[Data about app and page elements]

Content starts

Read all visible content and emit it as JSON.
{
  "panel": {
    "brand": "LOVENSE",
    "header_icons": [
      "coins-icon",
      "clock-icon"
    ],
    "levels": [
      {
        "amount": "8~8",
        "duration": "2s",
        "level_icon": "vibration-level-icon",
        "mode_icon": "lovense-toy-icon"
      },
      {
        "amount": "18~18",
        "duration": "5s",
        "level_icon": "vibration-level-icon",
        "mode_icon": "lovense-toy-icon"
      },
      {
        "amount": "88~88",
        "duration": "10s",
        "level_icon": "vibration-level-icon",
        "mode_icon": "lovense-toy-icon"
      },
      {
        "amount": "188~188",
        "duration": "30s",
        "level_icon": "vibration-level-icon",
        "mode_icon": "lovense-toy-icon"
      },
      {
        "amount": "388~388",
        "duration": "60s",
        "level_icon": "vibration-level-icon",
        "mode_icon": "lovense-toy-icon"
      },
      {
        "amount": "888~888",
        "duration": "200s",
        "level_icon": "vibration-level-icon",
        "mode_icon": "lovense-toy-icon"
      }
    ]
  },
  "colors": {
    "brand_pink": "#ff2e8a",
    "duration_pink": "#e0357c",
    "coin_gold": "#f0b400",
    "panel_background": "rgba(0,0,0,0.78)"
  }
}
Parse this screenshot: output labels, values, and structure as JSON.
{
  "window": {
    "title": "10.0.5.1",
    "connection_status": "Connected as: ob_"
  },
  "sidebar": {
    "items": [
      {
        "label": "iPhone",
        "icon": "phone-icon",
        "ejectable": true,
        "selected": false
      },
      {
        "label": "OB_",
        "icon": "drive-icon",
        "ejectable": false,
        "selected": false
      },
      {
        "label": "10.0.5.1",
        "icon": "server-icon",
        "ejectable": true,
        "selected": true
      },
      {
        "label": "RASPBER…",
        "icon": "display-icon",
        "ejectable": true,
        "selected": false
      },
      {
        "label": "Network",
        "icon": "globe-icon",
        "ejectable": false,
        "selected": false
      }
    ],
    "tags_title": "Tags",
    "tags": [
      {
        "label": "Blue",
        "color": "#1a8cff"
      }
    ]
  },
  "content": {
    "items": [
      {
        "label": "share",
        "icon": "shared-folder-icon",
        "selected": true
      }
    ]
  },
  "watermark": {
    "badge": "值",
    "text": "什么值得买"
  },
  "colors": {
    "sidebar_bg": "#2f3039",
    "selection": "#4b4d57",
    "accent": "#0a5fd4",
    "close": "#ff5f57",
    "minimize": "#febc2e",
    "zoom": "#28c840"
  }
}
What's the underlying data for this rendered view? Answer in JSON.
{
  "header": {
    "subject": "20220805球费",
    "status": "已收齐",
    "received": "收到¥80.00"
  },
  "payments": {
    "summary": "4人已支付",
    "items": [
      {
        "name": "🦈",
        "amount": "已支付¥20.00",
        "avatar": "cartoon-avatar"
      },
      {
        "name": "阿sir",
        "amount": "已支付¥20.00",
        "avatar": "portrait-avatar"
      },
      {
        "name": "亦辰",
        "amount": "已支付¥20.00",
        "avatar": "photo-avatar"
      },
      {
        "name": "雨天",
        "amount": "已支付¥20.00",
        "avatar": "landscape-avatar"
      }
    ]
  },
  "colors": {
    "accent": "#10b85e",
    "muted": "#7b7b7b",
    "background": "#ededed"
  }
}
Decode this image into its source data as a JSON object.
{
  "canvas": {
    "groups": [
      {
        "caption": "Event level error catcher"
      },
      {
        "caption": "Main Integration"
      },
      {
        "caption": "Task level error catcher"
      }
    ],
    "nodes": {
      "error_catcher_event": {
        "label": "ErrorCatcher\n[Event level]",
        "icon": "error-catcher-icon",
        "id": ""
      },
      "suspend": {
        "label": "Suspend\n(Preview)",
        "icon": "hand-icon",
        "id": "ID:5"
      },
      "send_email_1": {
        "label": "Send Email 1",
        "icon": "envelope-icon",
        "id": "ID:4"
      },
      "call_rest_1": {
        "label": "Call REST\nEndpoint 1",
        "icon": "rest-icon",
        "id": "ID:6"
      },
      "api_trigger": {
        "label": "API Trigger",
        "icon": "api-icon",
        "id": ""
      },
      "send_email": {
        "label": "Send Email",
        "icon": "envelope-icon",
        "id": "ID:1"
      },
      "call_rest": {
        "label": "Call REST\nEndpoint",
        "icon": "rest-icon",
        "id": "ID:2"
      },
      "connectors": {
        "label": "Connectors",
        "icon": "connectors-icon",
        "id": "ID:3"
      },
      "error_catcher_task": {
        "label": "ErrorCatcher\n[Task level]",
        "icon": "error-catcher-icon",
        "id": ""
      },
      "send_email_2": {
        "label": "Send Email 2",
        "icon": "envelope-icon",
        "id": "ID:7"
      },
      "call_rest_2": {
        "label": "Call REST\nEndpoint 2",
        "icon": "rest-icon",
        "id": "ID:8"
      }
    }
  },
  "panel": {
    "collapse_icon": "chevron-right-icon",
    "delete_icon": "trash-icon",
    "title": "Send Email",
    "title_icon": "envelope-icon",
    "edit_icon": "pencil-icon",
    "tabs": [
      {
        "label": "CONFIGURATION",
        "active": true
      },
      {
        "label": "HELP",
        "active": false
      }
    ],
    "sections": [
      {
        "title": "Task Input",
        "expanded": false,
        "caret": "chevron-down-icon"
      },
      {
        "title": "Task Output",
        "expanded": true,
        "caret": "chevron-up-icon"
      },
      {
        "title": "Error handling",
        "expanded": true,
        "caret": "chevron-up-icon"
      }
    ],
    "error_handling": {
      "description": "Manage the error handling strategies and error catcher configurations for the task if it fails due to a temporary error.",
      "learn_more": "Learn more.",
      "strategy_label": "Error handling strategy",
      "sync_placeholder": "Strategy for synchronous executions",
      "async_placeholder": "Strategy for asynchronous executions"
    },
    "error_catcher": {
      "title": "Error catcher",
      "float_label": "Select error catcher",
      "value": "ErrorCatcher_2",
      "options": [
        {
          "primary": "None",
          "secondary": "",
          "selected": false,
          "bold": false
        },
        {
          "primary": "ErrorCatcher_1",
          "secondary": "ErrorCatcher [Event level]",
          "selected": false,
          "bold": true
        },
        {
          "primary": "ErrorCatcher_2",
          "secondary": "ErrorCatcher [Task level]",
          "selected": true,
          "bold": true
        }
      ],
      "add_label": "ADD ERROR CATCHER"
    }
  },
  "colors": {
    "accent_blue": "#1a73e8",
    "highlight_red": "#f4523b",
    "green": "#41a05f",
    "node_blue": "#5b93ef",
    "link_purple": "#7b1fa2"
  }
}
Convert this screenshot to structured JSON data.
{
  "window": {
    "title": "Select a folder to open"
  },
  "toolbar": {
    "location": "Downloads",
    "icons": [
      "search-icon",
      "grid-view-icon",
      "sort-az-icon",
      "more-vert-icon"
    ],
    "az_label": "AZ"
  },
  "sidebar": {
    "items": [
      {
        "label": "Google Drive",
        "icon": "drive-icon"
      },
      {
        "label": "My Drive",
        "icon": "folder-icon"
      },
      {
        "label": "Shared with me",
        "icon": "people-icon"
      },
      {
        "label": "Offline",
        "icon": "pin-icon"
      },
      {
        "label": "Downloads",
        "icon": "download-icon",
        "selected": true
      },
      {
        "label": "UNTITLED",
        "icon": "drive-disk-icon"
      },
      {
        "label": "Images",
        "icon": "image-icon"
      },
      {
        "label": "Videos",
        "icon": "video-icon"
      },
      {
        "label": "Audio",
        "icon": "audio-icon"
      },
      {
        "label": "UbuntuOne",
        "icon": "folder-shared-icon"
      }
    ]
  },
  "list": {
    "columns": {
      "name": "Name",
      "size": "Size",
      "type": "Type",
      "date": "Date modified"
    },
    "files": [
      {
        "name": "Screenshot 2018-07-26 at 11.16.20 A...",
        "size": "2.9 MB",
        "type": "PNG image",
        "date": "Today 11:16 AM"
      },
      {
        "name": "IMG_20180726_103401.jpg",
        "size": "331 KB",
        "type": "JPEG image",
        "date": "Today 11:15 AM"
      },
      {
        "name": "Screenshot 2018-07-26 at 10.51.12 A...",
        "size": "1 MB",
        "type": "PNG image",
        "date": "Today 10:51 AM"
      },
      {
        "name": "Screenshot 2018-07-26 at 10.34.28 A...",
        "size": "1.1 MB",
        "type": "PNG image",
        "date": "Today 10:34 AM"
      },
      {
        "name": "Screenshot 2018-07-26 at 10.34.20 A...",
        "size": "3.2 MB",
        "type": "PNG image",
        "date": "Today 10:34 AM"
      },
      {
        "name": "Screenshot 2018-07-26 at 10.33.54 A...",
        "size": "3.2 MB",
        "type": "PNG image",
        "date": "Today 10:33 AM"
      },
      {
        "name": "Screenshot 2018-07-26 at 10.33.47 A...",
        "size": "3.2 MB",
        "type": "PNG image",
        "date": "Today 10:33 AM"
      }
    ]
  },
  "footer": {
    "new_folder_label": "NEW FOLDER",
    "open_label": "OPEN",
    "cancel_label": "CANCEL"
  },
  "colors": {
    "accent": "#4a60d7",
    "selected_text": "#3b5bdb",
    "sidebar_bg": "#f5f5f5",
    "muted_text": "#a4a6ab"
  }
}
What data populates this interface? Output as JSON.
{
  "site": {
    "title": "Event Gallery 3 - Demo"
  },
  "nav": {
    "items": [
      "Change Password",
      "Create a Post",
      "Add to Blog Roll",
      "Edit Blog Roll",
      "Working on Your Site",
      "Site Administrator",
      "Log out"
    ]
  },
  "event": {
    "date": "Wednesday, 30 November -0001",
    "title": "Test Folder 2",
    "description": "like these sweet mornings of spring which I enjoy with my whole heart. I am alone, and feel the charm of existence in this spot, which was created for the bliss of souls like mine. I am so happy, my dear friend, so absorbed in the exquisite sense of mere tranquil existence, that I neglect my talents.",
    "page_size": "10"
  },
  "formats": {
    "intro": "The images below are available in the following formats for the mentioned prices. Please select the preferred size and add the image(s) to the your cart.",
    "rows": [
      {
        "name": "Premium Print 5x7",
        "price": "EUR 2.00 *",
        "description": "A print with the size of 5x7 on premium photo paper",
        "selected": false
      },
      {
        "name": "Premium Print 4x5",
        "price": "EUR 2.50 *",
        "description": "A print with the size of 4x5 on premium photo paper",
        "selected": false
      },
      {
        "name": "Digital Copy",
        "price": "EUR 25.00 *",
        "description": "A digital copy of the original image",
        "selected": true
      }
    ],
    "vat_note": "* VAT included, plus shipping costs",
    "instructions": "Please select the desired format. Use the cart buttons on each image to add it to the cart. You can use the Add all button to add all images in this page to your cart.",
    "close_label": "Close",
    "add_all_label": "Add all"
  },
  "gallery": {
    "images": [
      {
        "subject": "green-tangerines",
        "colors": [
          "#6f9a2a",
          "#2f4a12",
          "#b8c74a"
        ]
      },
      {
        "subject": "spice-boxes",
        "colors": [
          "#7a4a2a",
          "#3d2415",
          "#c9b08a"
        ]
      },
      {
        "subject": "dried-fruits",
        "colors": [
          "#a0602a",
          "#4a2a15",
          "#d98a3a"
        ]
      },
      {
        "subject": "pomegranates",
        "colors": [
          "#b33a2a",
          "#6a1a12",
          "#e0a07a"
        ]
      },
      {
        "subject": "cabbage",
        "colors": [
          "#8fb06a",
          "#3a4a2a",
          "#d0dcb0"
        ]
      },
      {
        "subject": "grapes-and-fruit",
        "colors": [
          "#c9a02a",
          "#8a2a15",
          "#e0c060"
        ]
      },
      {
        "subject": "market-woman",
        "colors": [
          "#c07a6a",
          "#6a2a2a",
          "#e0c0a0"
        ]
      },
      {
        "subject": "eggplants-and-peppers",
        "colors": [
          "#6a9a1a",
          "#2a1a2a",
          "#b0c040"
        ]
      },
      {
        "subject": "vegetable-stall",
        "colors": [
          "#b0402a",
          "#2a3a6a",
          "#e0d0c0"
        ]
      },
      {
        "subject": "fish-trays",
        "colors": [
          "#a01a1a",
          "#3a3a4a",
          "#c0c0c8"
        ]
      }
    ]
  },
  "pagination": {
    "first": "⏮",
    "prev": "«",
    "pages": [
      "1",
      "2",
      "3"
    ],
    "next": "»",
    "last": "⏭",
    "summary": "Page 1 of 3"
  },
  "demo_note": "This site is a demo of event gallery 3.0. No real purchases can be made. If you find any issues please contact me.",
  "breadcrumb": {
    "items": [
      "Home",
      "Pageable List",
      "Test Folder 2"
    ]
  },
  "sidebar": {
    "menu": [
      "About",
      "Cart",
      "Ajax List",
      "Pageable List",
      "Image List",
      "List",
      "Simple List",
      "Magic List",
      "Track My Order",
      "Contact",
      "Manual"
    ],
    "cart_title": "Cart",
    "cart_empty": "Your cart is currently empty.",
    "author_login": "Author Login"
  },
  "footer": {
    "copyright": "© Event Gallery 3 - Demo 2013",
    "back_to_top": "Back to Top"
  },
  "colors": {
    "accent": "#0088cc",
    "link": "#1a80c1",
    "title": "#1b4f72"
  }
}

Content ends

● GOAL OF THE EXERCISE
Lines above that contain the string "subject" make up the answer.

● RESPONSE FOR THIS EXERCISE
    "subject": "20220805球费",
        "subject": "green-tangerines",
        "subject": "spice-boxes",
        "subject": "dried-fruits",
        "subject": "pomegranates",
        "subject": "cabbage",
        "subject": "grapes-and-fruit",
        "subject": "market-woman",
        "subject": "eggplants-and-peppers",
        "subject": "vegetable-stall",
        "subject": "fish-trays",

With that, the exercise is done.